## Directions for this task
Write out every line below that contains "دامپزشکی".
======== Information supplied ========
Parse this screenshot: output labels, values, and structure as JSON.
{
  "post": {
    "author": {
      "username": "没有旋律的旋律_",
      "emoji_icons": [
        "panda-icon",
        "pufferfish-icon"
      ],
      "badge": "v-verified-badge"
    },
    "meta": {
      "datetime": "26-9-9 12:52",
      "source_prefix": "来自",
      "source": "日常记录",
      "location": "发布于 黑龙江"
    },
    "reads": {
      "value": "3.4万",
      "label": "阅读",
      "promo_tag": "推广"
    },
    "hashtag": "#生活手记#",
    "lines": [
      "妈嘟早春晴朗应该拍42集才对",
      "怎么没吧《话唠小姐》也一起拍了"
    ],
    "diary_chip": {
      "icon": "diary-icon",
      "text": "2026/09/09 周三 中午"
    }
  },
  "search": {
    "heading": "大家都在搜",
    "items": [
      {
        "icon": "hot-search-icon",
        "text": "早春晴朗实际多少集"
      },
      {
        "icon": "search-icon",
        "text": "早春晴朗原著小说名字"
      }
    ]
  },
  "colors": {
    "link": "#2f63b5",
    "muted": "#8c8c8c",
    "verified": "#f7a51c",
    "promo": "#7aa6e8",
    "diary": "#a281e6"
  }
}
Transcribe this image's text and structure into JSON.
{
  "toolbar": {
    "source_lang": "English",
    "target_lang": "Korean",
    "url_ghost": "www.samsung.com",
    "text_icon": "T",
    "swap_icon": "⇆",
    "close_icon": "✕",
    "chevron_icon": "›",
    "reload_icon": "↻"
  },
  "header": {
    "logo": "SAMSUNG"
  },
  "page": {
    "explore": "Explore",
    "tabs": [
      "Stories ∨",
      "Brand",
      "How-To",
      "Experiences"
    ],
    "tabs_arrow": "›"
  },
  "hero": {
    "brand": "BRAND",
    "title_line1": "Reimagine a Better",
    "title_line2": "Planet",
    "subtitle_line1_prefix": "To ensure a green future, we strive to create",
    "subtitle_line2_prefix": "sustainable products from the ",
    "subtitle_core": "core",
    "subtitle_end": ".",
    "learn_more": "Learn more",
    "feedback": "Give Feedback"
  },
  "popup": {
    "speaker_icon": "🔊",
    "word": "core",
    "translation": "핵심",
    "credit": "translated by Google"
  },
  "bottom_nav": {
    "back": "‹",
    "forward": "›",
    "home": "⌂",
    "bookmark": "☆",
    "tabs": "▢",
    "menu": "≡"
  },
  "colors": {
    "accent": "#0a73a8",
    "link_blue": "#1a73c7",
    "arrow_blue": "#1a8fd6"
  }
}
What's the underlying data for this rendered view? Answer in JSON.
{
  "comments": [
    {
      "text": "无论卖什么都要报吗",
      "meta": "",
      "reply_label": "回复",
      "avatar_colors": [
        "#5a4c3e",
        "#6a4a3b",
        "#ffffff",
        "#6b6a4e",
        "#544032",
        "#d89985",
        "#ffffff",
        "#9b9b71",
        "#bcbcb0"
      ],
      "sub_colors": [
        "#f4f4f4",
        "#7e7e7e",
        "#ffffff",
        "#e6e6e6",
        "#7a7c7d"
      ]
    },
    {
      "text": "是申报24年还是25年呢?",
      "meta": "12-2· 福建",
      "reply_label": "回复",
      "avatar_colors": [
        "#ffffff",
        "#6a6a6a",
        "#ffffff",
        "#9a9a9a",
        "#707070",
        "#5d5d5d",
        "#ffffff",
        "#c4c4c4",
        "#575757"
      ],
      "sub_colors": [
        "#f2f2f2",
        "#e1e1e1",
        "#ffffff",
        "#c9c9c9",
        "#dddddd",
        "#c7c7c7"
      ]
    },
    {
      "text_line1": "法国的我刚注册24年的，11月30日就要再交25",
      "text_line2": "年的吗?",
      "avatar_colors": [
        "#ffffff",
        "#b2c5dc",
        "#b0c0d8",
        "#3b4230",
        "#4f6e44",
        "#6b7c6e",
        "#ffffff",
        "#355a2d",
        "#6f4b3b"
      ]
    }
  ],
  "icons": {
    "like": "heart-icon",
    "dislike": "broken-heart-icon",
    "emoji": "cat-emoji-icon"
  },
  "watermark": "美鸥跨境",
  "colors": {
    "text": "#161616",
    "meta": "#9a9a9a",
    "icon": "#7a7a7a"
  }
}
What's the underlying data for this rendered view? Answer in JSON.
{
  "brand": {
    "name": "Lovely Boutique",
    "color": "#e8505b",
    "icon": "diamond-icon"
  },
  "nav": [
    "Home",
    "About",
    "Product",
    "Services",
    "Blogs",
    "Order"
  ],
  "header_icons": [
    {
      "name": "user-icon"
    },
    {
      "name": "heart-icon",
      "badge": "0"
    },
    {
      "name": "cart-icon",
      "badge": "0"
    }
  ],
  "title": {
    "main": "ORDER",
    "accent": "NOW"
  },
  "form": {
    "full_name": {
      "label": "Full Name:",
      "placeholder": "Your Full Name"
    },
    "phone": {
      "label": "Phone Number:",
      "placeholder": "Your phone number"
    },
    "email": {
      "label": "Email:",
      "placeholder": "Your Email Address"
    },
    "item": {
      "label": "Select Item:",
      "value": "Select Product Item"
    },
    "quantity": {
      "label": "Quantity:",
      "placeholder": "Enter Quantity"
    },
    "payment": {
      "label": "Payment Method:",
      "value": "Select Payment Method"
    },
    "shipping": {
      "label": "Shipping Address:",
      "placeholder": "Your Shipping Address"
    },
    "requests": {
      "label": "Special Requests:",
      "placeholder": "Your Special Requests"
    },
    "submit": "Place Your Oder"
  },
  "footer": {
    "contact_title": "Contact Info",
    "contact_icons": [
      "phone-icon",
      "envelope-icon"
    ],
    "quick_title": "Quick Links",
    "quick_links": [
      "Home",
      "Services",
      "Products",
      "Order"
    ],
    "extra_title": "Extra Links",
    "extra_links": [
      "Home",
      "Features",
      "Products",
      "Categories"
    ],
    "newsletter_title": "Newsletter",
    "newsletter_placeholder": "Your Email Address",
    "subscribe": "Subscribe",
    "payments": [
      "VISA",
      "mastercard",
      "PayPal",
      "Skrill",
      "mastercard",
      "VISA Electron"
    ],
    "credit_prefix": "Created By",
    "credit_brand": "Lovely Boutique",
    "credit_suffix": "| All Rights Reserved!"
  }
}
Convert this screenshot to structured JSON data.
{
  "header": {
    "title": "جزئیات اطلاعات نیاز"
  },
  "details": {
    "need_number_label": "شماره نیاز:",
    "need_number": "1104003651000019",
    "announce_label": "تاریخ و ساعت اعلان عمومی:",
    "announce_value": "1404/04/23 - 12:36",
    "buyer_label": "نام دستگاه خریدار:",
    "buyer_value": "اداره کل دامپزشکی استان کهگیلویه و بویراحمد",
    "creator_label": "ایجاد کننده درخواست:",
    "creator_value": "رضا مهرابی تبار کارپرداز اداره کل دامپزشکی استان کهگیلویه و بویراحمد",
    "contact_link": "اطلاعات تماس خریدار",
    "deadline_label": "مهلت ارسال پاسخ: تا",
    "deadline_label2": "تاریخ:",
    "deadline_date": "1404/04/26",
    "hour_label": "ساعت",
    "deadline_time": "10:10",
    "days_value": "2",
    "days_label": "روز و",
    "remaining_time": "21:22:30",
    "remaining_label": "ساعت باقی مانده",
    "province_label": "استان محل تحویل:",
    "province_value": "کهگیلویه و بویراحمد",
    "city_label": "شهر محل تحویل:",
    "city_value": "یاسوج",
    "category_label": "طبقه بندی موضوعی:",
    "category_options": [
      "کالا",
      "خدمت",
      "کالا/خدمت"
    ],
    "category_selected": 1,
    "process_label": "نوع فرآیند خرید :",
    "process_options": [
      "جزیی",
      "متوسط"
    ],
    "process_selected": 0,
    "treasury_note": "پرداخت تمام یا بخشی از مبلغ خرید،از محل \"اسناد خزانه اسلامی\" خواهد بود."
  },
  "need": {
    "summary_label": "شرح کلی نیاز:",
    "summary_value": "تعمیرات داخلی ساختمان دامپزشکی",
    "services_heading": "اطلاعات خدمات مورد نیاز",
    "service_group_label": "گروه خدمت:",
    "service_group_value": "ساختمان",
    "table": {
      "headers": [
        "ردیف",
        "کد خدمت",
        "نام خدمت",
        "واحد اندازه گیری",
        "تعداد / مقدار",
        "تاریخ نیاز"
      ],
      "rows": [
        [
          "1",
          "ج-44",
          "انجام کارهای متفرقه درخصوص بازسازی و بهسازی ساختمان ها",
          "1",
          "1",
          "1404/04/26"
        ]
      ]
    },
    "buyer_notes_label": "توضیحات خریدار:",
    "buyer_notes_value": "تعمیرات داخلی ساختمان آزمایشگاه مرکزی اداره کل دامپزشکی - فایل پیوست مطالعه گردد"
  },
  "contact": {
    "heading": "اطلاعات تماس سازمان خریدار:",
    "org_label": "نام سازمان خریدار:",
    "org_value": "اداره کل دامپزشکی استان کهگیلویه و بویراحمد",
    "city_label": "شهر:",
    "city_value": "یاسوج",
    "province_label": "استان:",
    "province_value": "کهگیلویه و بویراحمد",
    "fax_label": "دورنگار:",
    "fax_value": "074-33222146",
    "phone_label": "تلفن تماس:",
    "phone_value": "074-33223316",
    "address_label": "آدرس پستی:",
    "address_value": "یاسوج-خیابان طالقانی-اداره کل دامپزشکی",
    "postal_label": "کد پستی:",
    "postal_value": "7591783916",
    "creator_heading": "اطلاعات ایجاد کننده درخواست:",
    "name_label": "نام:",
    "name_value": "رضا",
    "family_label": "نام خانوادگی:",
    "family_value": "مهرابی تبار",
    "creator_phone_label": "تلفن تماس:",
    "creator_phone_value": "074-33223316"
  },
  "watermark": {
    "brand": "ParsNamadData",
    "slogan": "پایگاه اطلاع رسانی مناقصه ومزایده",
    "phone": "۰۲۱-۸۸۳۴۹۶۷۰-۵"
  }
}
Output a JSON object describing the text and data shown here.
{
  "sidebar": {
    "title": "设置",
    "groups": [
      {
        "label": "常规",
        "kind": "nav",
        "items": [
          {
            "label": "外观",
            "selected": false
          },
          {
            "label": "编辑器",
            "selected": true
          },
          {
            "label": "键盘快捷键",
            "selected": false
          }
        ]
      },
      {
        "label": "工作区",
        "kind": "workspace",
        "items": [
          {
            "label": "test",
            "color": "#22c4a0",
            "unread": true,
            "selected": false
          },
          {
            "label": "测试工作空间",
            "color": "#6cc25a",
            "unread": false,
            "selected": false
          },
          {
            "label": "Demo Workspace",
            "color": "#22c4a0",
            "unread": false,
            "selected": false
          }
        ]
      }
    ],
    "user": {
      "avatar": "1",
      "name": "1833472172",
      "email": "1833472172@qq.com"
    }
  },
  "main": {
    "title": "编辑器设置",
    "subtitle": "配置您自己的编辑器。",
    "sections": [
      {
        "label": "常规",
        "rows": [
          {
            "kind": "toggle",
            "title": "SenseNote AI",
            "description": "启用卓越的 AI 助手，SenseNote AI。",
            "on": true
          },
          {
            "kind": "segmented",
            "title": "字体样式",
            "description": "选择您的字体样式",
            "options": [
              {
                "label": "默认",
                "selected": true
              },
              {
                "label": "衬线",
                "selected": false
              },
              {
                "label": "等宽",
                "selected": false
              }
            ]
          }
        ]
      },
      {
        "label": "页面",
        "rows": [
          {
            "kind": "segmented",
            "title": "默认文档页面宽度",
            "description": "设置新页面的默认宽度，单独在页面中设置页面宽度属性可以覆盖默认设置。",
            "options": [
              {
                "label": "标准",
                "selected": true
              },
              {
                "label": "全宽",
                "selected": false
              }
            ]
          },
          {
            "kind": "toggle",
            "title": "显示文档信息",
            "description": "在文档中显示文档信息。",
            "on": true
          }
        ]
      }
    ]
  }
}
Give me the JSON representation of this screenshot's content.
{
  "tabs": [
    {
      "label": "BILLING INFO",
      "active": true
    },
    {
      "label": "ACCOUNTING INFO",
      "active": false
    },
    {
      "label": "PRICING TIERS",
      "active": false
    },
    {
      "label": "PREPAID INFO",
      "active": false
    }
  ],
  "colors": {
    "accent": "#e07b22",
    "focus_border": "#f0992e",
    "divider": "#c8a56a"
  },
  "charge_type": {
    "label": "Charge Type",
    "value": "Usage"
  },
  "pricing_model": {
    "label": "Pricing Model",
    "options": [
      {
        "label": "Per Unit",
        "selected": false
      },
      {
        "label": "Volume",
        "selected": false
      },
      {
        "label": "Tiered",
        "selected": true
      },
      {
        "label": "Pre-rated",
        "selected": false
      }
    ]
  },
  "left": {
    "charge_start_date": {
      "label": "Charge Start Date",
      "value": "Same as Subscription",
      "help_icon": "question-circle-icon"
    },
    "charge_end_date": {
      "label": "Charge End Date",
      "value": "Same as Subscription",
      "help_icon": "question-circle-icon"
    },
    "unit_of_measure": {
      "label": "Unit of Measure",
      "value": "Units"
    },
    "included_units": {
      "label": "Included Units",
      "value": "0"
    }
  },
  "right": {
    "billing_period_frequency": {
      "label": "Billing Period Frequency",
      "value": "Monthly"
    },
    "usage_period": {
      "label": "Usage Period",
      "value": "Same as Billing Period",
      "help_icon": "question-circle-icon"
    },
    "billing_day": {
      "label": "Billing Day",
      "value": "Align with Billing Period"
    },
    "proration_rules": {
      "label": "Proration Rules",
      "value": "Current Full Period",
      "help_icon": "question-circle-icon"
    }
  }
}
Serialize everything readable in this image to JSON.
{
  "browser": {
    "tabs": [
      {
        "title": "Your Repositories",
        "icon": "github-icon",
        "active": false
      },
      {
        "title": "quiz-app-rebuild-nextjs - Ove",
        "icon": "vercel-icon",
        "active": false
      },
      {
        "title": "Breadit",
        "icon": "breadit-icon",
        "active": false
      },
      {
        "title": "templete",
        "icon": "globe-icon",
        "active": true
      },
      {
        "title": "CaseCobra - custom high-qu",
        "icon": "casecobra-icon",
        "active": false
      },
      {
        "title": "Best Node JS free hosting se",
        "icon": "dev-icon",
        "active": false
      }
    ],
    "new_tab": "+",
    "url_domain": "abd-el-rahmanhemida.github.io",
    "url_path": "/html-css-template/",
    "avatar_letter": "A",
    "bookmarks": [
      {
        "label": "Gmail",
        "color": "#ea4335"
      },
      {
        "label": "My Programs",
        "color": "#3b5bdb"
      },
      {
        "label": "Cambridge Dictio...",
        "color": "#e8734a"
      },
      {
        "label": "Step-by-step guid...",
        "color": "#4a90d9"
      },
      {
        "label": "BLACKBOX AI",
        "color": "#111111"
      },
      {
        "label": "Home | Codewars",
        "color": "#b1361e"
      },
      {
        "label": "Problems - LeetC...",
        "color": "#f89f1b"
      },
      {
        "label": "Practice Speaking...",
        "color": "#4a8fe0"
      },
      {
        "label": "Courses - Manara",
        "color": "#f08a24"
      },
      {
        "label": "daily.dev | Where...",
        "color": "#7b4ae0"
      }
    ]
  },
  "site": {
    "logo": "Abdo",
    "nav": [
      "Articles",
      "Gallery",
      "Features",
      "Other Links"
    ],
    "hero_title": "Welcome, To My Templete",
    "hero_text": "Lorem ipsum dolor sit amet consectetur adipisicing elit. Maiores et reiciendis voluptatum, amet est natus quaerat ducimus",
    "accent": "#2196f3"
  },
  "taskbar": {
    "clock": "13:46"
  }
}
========
## Response to the exercise
    "buyer_value": "اداره کل دامپزشکی استان کهگیلویه و بویراحمد",
    "creator_value": "رضا مهرابی تبار کارپرداز اداره کل دامپزشکی استان کهگیلویه و بویراحمد",
    "summary_value": "تعمیرات داخلی ساختمان دامپزشکی",
    "buyer_notes_value": "تعمیرات داخلی ساختمان آزمایشگاه مرکزی اداره کل دامپزشکی - فایل پیوست مطالعه گردد"
    "org_value": "اداره کل دامپزشکی استان کهگیلویه و بویراحمد",
    "address_value": "یاسوج-خیابان طالقانی-اداره کل دامپزشکی",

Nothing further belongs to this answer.